## YOUR TASK
Every line that includes the word "name" needs to be copied from the listing.

-.-.-

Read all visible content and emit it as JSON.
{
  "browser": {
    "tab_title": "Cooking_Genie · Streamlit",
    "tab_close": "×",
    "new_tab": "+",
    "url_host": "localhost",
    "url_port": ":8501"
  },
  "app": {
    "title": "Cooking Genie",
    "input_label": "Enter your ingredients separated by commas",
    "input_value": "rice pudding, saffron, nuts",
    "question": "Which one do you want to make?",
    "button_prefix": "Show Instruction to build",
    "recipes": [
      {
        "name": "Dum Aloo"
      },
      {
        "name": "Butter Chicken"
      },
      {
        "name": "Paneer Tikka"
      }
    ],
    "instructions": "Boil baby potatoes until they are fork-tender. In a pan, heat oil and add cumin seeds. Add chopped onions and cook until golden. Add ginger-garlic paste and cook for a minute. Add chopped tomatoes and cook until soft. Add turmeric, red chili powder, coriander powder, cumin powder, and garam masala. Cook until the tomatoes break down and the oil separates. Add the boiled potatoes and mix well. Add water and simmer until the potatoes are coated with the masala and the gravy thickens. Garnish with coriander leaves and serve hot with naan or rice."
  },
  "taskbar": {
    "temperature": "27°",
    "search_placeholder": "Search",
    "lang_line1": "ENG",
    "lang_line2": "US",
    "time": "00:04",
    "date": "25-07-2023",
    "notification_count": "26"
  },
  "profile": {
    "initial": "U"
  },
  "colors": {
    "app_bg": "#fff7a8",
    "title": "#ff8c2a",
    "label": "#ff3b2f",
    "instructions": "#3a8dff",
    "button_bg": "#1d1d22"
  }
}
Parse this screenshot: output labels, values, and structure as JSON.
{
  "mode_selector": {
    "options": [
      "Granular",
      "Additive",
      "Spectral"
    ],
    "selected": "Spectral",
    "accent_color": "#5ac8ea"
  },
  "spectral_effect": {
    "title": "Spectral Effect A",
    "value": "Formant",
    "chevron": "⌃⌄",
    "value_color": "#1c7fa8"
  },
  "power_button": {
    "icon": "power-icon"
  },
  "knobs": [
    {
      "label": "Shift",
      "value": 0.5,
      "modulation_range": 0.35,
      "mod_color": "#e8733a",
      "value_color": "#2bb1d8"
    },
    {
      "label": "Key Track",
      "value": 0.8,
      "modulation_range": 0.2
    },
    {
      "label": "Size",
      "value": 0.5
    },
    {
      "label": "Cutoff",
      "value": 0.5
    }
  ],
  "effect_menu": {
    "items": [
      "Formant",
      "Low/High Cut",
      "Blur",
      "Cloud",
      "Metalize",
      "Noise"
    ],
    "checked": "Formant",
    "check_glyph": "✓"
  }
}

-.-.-

## OUTPUT OF THE EXERCISE
        "name": "Dum Aloo"
        "name": "Butter Chicken"
        "name": "Paneer Tikka"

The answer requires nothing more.